Again, thanks for your patience.
Welcome to a new blog on the new Pique website.
The website has been a work in progress for the last five months and will continue to evolve as we learn to work with the site’s capabilities. It has been designed, with the help of Whistler’s Origin Design and the architecture of Tucson’s DesertNet, to offer a more dynamic interface with Whistler, rather than just a digital reproduction of what’s available in the printed edition of Pique Newsmagazine. Whether you are here in Whistler or interested in what’s going on here, the new Pique website is intended to keep you informed about what’s happening, what’s going to happen and to give you a better sense of what the people in this mountain town are feeling. We’ll do that in a variety of new ways, some of which will be introduced over the next weeks and months.

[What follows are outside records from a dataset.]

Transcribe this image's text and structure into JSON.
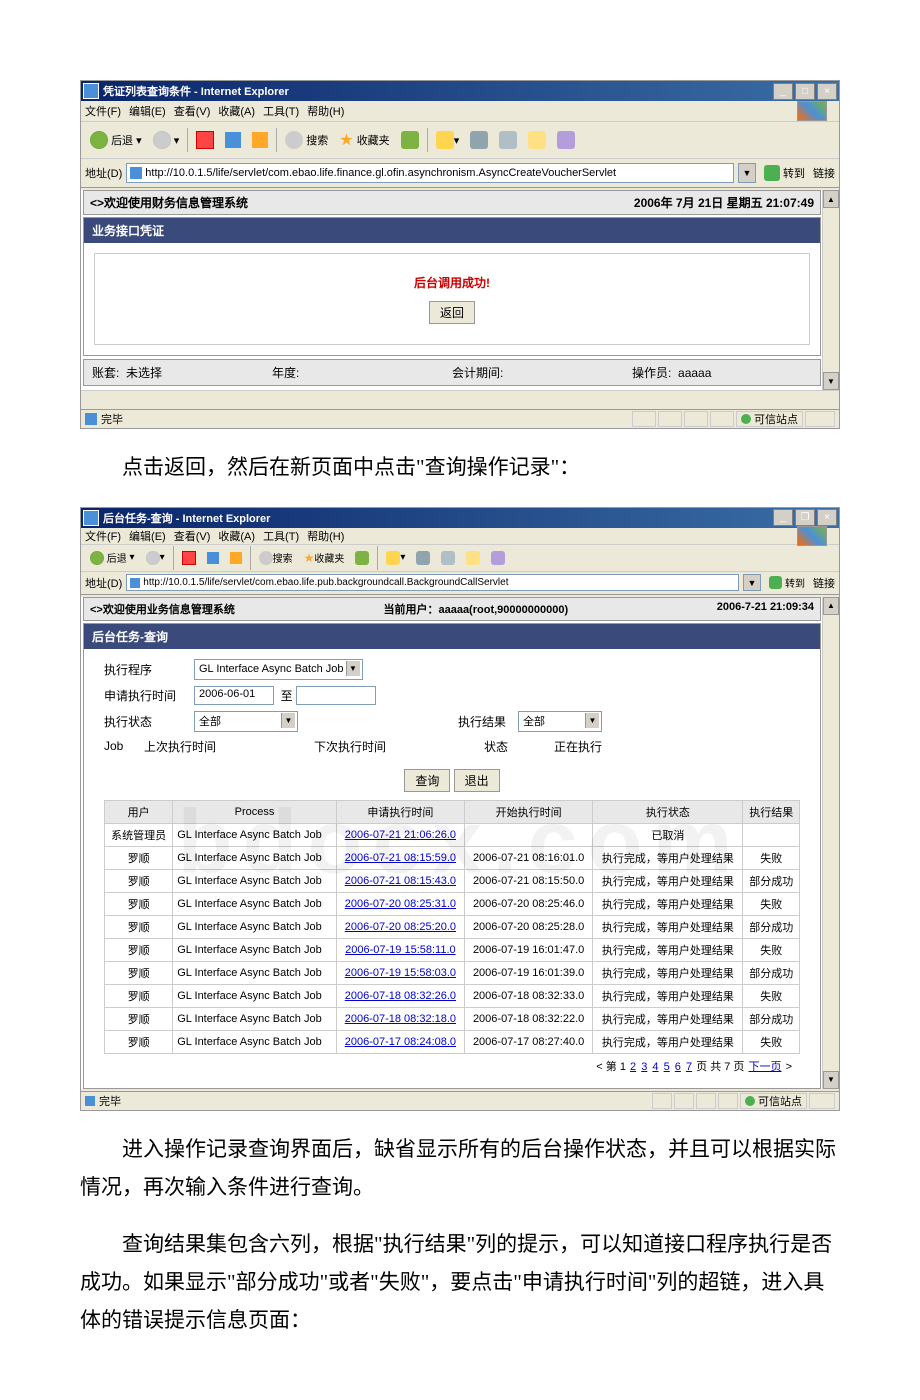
{
  "shot1": {
    "window_title": "凭证列表查询条件 - Internet Explorer",
    "menus": [
      "文件(F)",
      "编辑(E)",
      "查看(V)",
      "收藏(A)",
      "工具(T)",
      "帮助(H)"
    ],
    "toolbar": {
      "back": "后退",
      "search": "搜索",
      "fav": "收藏夹"
    },
    "addr_label": "地址(D)",
    "url": "http://10.0.1.5/life/servlet/com.ebao.life.finance.gl.ofin.asynchronism.AsyncCreateVoucherServlet",
    "go": "转到",
    "links": "链接",
    "sys_welcome": "<>欢迎使用财务信息管理系统",
    "sys_time": "2006年 7月 21日  星期五  21:07:49",
    "panel_title": "业务接口凭证",
    "success_msg": "后台调用成功!",
    "back_btn": "返回",
    "footer": {
      "acct_l": "账套:",
      "acct_v": "未选择",
      "year_l": "年度:",
      "period_l": "会计期间:",
      "oper_l": "操作员:",
      "oper_v": "aaaaa"
    },
    "status_done": "完毕",
    "status_trust": "可信站点"
  },
  "para1": "点击返回，然后在新页面中点击\"查询操作记录\"：",
  "shot2": {
    "window_title": "后台任务-查询 - Internet Explorer",
    "menus": [
      "文件(F)",
      "编辑(E)",
      "查看(V)",
      "收藏(A)",
      "工具(T)",
      "帮助(H)"
    ],
    "toolbar": {
      "back": "后退",
      "search": "搜索",
      "fav": "收藏夹"
    },
    "addr_label": "地址(D)",
    "url": "http://10.0.1.5/life/servlet/com.ebao.life.pub.backgroundcall.BackgroundCallServlet",
    "go": "转到",
    "links": "链接",
    "sys_welcome": "<>欢迎使用业务信息管理系统",
    "sys_user": "当前用户：aaaaa(root,90000000000)",
    "sys_time": "2006-7-21 21:09:34",
    "panel_title": "后台任务-查询",
    "form": {
      "proc_l": "执行程序",
      "proc_v": "GL Interface Async Batch Job",
      "apply_l": "申请执行时间",
      "apply_v": "2006-06-01",
      "to": "至",
      "state_l": "执行状态",
      "state_v": "全部",
      "result_l": "执行结果",
      "result_v": "全部",
      "job_l": "Job",
      "last_l": "上次执行时间",
      "next_l": "下次执行时间",
      "running_l": "状态",
      "running_v": "正在执行",
      "query_btn": "查询",
      "exit_btn": "退出"
    },
    "cols": [
      "用户",
      "Process",
      "申请执行时间",
      "开始执行时间",
      "执行状态",
      "执行结果"
    ],
    "rows": [
      {
        "user": "系统管理员",
        "proc": "GL Interface Async Batch Job",
        "apply": "2006-07-21 21:06:26.0",
        "start": "",
        "state": "已取消",
        "result": ""
      },
      {
        "user": "罗顺",
        "proc": "GL Interface Async Batch Job",
        "apply": "2006-07-21 08:15:59.0",
        "start": "2006-07-21 08:16:01.0",
        "state": "执行完成，等用户处理结果",
        "result": "失败"
      },
      {
        "user": "罗顺",
        "proc": "GL Interface Async Batch Job",
        "apply": "2006-07-21 08:15:43.0",
        "start": "2006-07-21 08:15:50.0",
        "state": "执行完成，等用户处理结果",
        "result": "部分成功"
      },
      {
        "user": "罗顺",
        "proc": "GL Interface Async Batch Job",
        "apply": "2006-07-20 08:25:31.0",
        "start": "2006-07-20 08:25:46.0",
        "state": "执行完成，等用户处理结果",
        "result": "失败"
      },
      {
        "user": "罗顺",
        "proc": "GL Interface Async Batch Job",
        "apply": "2006-07-20 08:25:20.0",
        "start": "2006-07-20 08:25:28.0",
        "state": "执行完成，等用户处理结果",
        "result": "部分成功"
      },
      {
        "user": "罗顺",
        "proc": "GL Interface Async Batch Job",
        "apply": "2006-07-19 15:58:11.0",
        "start": "2006-07-19 16:01:47.0",
        "state": "执行完成，等用户处理结果",
        "result": "失败"
      },
      {
        "user": "罗顺",
        "proc": "GL Interface Async Batch Job",
        "apply": "2006-07-19 15:58:03.0",
        "start": "2006-07-19 16:01:39.0",
        "state": "执行完成，等用户处理结果",
        "result": "部分成功"
      },
      {
        "user": "罗顺",
        "proc": "GL Interface Async Batch Job",
        "apply": "2006-07-18 08:32:26.0",
        "start": "2006-07-18 08:32:33.0",
        "state": "执行完成，等用户处理结果",
        "result": "失败"
      },
      {
        "user": "罗顺",
        "proc": "GL Interface Async Batch Job",
        "apply": "2006-07-18 08:32:18.0",
        "start": "2006-07-18 08:32:22.0",
        "state": "执行完成，等用户处理结果",
        "result": "部分成功"
      },
      {
        "user": "罗顺",
        "proc": "GL Interface Async Batch Job",
        "apply": "2006-07-17 08:24:08.0",
        "start": "2006-07-17 08:27:40.0",
        "state": "执行完成，等用户处理结果",
        "result": "失败"
      }
    ],
    "pager": {
      "prefix": "< 第",
      "nums": [
        "1",
        "2",
        "3",
        "4",
        "5",
        "6",
        "7"
      ],
      "mid": "页 共 7 页",
      "next": "下一页",
      "end": ">"
    },
    "status_done": "完毕",
    "status_trust": "可信站点"
  },
  "para2": "进入操作记录查询界面后，缺省显示所有的后台操作状态，并且可以根据实际情况，再次输入条件进行查询。",
  "para3": "查询结果集包含六列，根据\"执行结果\"列的提示，可以知道接口程序执行是否成功。如果显示\"部分成功\"或者\"失败\"，要点击\"申请执行时间\"列的超链，进入具体的错误提示信息页面："
}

One of the new tools that is available now through the DesertNet system is the ability to blog. The number of bloggers we will have has yet to be determined — as I said, this website continues to be a work in progress, at the same time staff are also producing a weekly newspaper. But for the time being I will be blogging, periodically, on goings-on behind the scenes at Pique, on things that don’t quite fit the definition of “news”, and perhaps offering a perspective on matters political.
For this initial blog post I’d like to focus on another of the new opportunities that comes with the new website, the ability for readers to post comments online. That instantaneous feedback is one of the ways our new website is more dynamic. But I’d like everyone to remember one word when they comment: respect.

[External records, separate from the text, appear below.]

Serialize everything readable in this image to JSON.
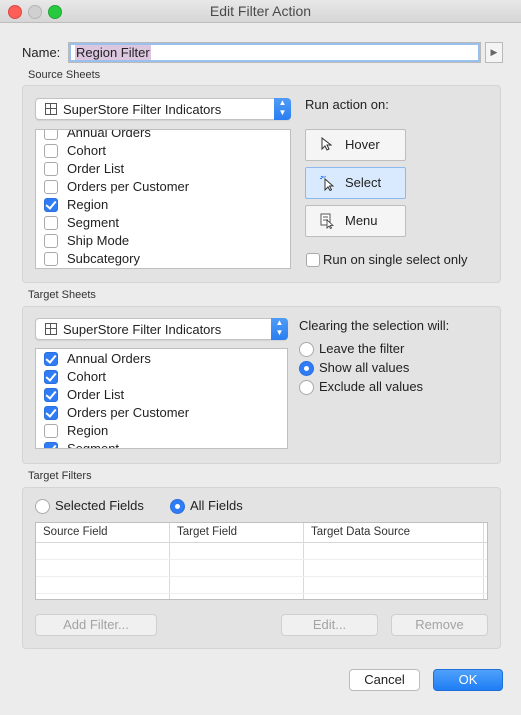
{
  "window": {
    "title": "Edit Filter Action"
  },
  "name": {
    "label": "Name:",
    "value": "Region Filter"
  },
  "source_sheets": {
    "label": "Source Sheets",
    "dropdown": "SuperStore Filter Indicators",
    "items": [
      {
        "label": "Annual Orders",
        "checked": false
      },
      {
        "label": "Cohort",
        "checked": false
      },
      {
        "label": "Order List",
        "checked": false
      },
      {
        "label": "Orders per Customer",
        "checked": false
      },
      {
        "label": "Region",
        "checked": true
      },
      {
        "label": "Segment",
        "checked": false
      },
      {
        "label": "Ship Mode",
        "checked": false
      },
      {
        "label": "Subcategory",
        "checked": false
      }
    ]
  },
  "run_action": {
    "label": "Run action on:",
    "buttons": [
      {
        "label": "Hover",
        "icon": "cursor-icon",
        "active": false
      },
      {
        "label": "Select",
        "icon": "select-cursor-icon",
        "active": true
      },
      {
        "label": "Menu",
        "icon": "menu-icon",
        "active": false
      }
    ],
    "single_select_label": "Run on single select only",
    "single_select_checked": false
  },
  "target_sheets": {
    "label": "Target Sheets",
    "dropdown": "SuperStore Filter Indicators",
    "items": [
      {
        "label": "Annual Orders",
        "checked": true
      },
      {
        "label": "Cohort",
        "checked": true
      },
      {
        "label": "Order List",
        "checked": true
      },
      {
        "label": "Orders per Customer",
        "checked": true
      },
      {
        "label": "Region",
        "checked": false
      },
      {
        "label": "Segment",
        "checked": true
      }
    ]
  },
  "clearing": {
    "label": "Clearing the selection will:",
    "options": [
      {
        "label": "Leave the filter",
        "selected": false
      },
      {
        "label": "Show all values",
        "selected": true
      },
      {
        "label": "Exclude all values",
        "selected": false
      }
    ]
  },
  "target_filters": {
    "label": "Target Filters",
    "mode_options": [
      {
        "label": "Selected Fields",
        "selected": false
      },
      {
        "label": "All Fields",
        "selected": true
      }
    ],
    "columns": [
      "Source Field",
      "Target Field",
      "Target Data Source"
    ],
    "buttons": {
      "add": "Add Filter...",
      "edit": "Edit...",
      "remove": "Remove"
    }
  },
  "footer": {
    "cancel": "Cancel",
    "ok": "OK"
  },
  "colors": {
    "accent": "#2f7cf6",
    "selected_button": "#d9eafe"
  }
}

Last week the New York Times was the latest forum for a healthy debate on the virtues and vanity that come with anonymous posting. Christopher Wolf, an Internet and privacy attorney and leader of the Internet Task Force of the Anti-Defamation League, kicked off the discussion with the premise that “People who are able to post anonymously (or pseudonymously) are far more likely to say awful things, sometimes with awful consequences, such as the suicides of cyberbullied young people. The abuse extends to hate-filled and inflammatory comments appended to the online versions of newspaper articles — comments that hijack legitimate discussions of current events and discourage people from participating.”

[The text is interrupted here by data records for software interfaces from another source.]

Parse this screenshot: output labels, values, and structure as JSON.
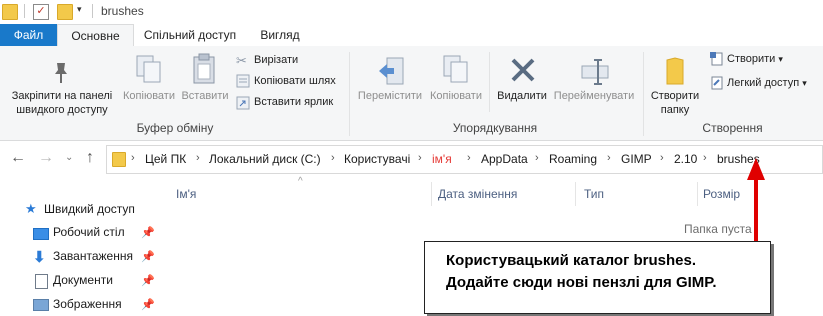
{
  "titlebar": {
    "title": "brushes"
  },
  "tabs": [
    {
      "label": "Файл"
    },
    {
      "label": "Основне"
    },
    {
      "label": "Спільний доступ"
    },
    {
      "label": "Вигляд"
    }
  ],
  "ribbon": {
    "clipboard": {
      "pin_label_1": "Закріпити на панелі",
      "pin_label_2": "швидкого доступу",
      "copy_label": "Копіювати",
      "paste_label": "Вставити",
      "cut_label": "Вирізати",
      "copy_path_label": "Копіювати шлях",
      "paste_shortcut_label": "Вставити ярлик",
      "group_label": "Буфер обміну"
    },
    "organize": {
      "move_label": "Перемістити",
      "copy_label": "Копіювати",
      "delete_label": "Видалити",
      "rename_label": "Перейменувати",
      "group_label": "Упорядкування"
    },
    "create": {
      "new_folder_label_1": "Створити",
      "new_folder_label_2": "папку",
      "new_item_label": "Створити",
      "easy_access_label": "Легкий доступ",
      "group_label": "Створення"
    }
  },
  "address": {
    "crumbs": [
      "Цей ПК",
      "Локальний диск (C:)",
      "Користувачі",
      "ім'я",
      "AppData",
      "Roaming",
      "GIMP",
      "2.10",
      "brushes"
    ],
    "highlight_color": "#e53935"
  },
  "columns": {
    "name": "Ім'я",
    "date": "Дата змінення",
    "type": "Тип",
    "size": "Розмір"
  },
  "content": {
    "empty_text": "Папка пуста"
  },
  "sidebar": {
    "items": [
      {
        "label": "Швидкий доступ",
        "icon": "star-icon"
      },
      {
        "label": "Робочий стіл",
        "icon": "desktop-icon"
      },
      {
        "label": "Завантаження",
        "icon": "download-icon"
      },
      {
        "label": "Документи",
        "icon": "documents-icon"
      },
      {
        "label": "Зображення",
        "icon": "pictures-icon"
      }
    ]
  },
  "callout": {
    "line1": "Користувацький каталог brushes.",
    "line2": "Додайте сюди нові пензлі для GIMP."
  },
  "colors": {
    "accent": "#1979ca",
    "arrow": "#e00000"
  }
}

We have all seen it. In fact, many of us ignore the online readers’ comments that follow news stories because so often they quickly descend into incivility, ideological name-calling and even hate. What should be a forum for open debate can quickly become a forum for intimidation by anonymous bullies.
The published counters to Wolf’s argument came from lawyers and writers who raised the virtues of anonymity online. Catherine Crump, a lawyer with the American Civil Liberties Union cited the United States Supreme Court, which wrote that anonymity serves “to protect unpopular individuals from retaliation — and their ideas from suppression — at the hand of an intolerant society.”
These are the two ends of the spectrum that anonymous online posting, in its infancy, has led to. We are hoping much of the discussion takes place somewhere in between.
We have chosen to allow readers to post online comments in the hope that it will increase civil debate and add to the dynamic nature of the community. Readers will have to log into our site in order to post a comment. Comments will also be monitored. If the level of civility and respect declines we will add more filters before comments are published.
But our hope is that the new website, and some of its new features, will help advance discussion and understanding within the community.
May 24, 2013, 2:05 PM
Locals frustrated by damage to village; police log 17 cases of mischief over one night More...
May 24, 2013, 2:00 PM
Course to be announced at mandatory athlete meeting Sat. 6 p.m. at the GLC More...
May 24, 2013, 2:00 PM
Eight candidates were nominated for three positions on the Board More...